## [WORK TASK]
Scan the data that follows and count the lines with the string "this"; answer with the count alone.

## [MATERIAL FOR THE TASK]
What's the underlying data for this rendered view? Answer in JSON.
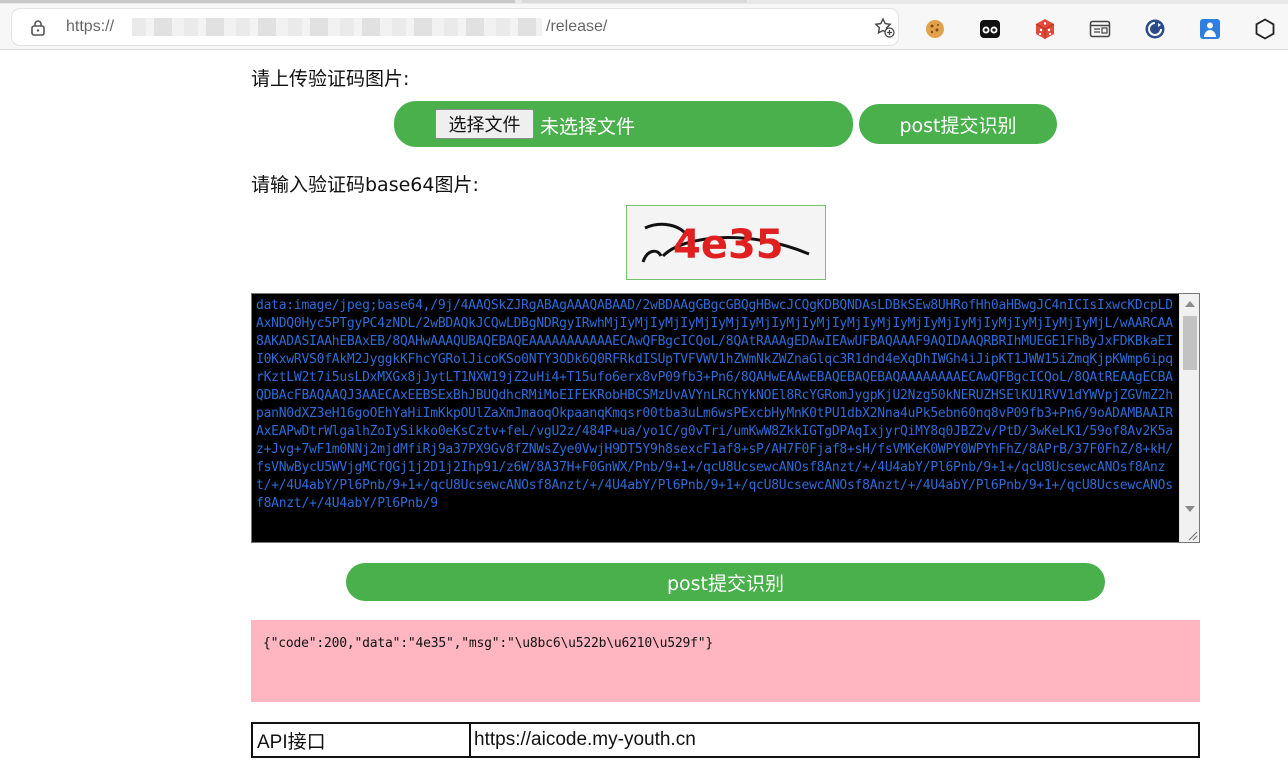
{
  "browser": {
    "url_prefix": "https://",
    "url_suffix": "/release/",
    "extensions": [
      "cookie-icon",
      "sunglasses-icon",
      "dice-icon",
      "reader-icon",
      "refresh-circle-icon",
      "person-icon",
      "hexagon-icon"
    ]
  },
  "upload": {
    "label": "请上传验证码图片:",
    "choose_button": "选择文件",
    "no_file_text": "未选择文件",
    "submit_button": "post提交识别"
  },
  "base64": {
    "label": "请输入验证码base64图片:",
    "captcha_text": "4e35",
    "textarea_value": "data:image/jpeg;base64,/9j/4AAQSkZJRgABAgAAAQABAAD/2wBDAAgGBgcGBQgHBwcJCQgKDBQNDAsLDBkSEw8UHRofHh0aHBwgJC4nICIsIxwcKDcpLDAxNDQ0Hyc5PTgyPC4zNDL/2wBDAQkJCQwLDBgNDRgyIRwhMjIyMjIyMjIyMjIyMjIyMjIyMjIyMjIyMjIyMjIyMjIyMjIyMjIyMjIyMjIyMjIyMjL/wAARCAA8AKADASIAAhEBAxEB/8QAHwAAAQUBAQEBAQEAAAAAAAAAAAECAwQFBgcICQoL/8QAtRAAAgEDAwIEAwUFBAQAAAF9AQIDAAQRBRIhMUEGE1FhByJxFDKBkaEII0KxwRVS0fAkM2JyggkKFhcYGRolJicoKSo0NTY3ODk6Q0RFRkdISUpTVFVWV1hZWmNkZWZnaGlqc3R1dnd4eXqDhIWGh4iJipKT1JWW15iZmqKjpKWmp6ipqrKztLW2t7i5usLDxMXGx8jJytLT1NXW19jZ2uHi4+T15ufo6erx8vP09fb3+Pn6/8QAHwEAAwEBAQEBAQEBAQAAAAAAAAECAwQFBgcICQoL/8QAtREAAgECBAQDBAcFBAQAAQJ3AAECAxEEBSExBhJBUQdhcRMiMoEIFEKRobHBCSMzUvAVYnLRChYkNOEl8RcYGRomJygpKjU2Nzg50kNERUZHSElKU1RVV1dYWVpjZGVmZ2hpanN0dXZ3eH16goOEhYaHiImKkpOUlZaXmJmaoqOkpaanqKmqsr00tba3uLm6wsPExcbHyMnK0tPU1dbX2Nna4uPk5ebn60nq8vP09fb3+Pn6/9oADAMBAAIRAxEAPwDtrWlgalhZoIySikko0eKsCztv+feL/vgU2z/484P+ua/yo1C/g0vTri/umKwW8ZkkIGTgDPAqIxjyrQiMY8q0JBZ2v/PtD/3wKeLK1/59of8Av2K5az+Jvg+7wF1m0NNj2mjdMfiRj9a37PX9Gv8fZNWsZye0VwjH9DT5Y9h8sexcF1af8+sP/AH7F0Fjaf8+sH/fsVMKeK0WPY0WPYhFhZ/8APrB/37F0FhZ/8+kH/fsVNwBycU5WVjgMCfQGj1j2D1j2Ihp91/z6W/8A37H+F0GnWX/Pnb/9+1+/qcU8UcsewcANOsf8Anzt/+/4U4abY/Pl6Pnb/9+1+/qcU8UcsewcANOsf8Anzt/+/4U4abY/Pl6Pnb/9+1+/qcU8UcsewcANOsf8Anzt/+/4U4abY/Pl6Pnb/9+1+/qcU8UcsewcANOsf8Anzt/+/4U4abY/Pl6Pnb/9+1+/qcU8UcsewcANOsf8Anzt/+/4U4abY/Pl6Pnb/9"
  },
  "submit2": {
    "label": "post提交识别"
  },
  "result": {
    "text": "{\"code\":200,\"data\":\"4e35\",\"msg\":\"\\u8bc6\\u522b\\u6210\\u529f\"}"
  },
  "api": {
    "key": "API接口",
    "value": "https://aicode.my-youth.cn"
  },
  "colors": {
    "accent_green": "#49b04c",
    "result_bg": "#ffb6c1",
    "textarea_bg": "#000000",
    "textarea_text": "#2d6cd8"
  }
}
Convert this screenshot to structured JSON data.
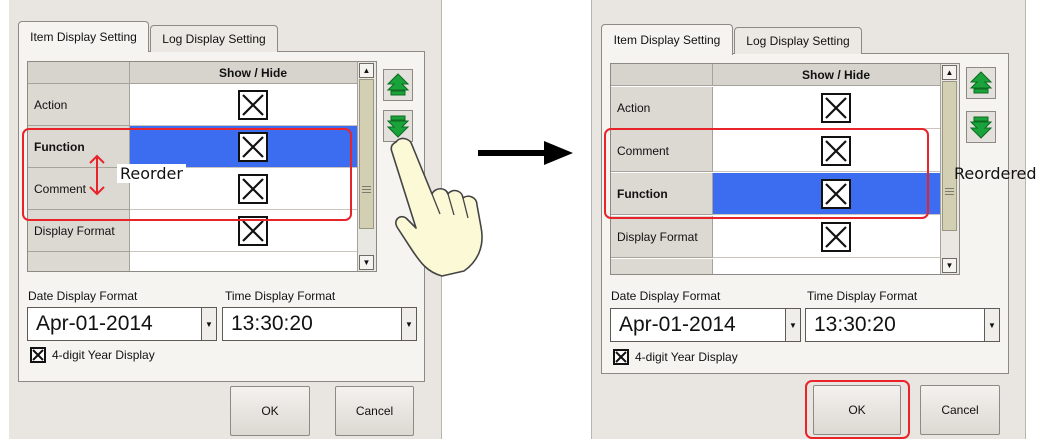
{
  "left": {
    "tabs": [
      {
        "label": "Item Display Setting",
        "active": true
      },
      {
        "label": "Log Display Setting",
        "active": false
      }
    ],
    "column_header": "Show / Hide",
    "rows": [
      {
        "label": "Action",
        "checked": true,
        "selected": false
      },
      {
        "label": "Function",
        "checked": true,
        "selected": true
      },
      {
        "label": "Comment",
        "checked": true,
        "selected": false
      },
      {
        "label": "Display Format",
        "checked": true,
        "selected": false
      }
    ],
    "date_label": "Date Display Format",
    "time_label": "Time Display Format",
    "date_value": "Apr-01-2014",
    "time_value": "13:30:20",
    "year_checkbox_label": "4-digit Year Display",
    "ok_label": "OK",
    "cancel_label": "Cancel",
    "annotation": "Reorder"
  },
  "right": {
    "tabs": [
      {
        "label": "Item Display Setting",
        "active": true
      },
      {
        "label": "Log Display Setting",
        "active": false
      }
    ],
    "column_header": "Show / Hide",
    "rows": [
      {
        "label": "Action",
        "checked": true,
        "selected": false
      },
      {
        "label": "Comment",
        "checked": true,
        "selected": false
      },
      {
        "label": "Function",
        "checked": true,
        "selected": true
      },
      {
        "label": "Display Format",
        "checked": true,
        "selected": false
      }
    ],
    "date_label": "Date Display Format",
    "time_label": "Time Display Format",
    "date_value": "Apr-01-2014",
    "time_value": "13:30:20",
    "year_checkbox_label": "4-digit Year Display",
    "ok_label": "OK",
    "cancel_label": "Cancel",
    "annotation": "Reordered"
  },
  "colors": {
    "selection": "#3c6df0",
    "highlight": "#e8232a",
    "arrow_green": "#1aa33a",
    "panel": "#e9e6e1"
  },
  "icons": [
    "move-up-icon",
    "move-down-icon",
    "hand-pointer-icon",
    "right-arrow-icon",
    "reorder-arrow-icon",
    "x-mark-icon"
  ]
}
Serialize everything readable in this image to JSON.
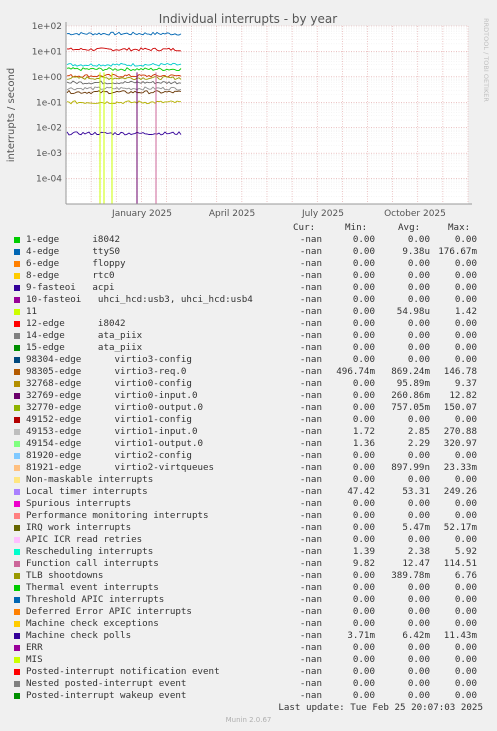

## [ANSWER FOR THE TASK]
3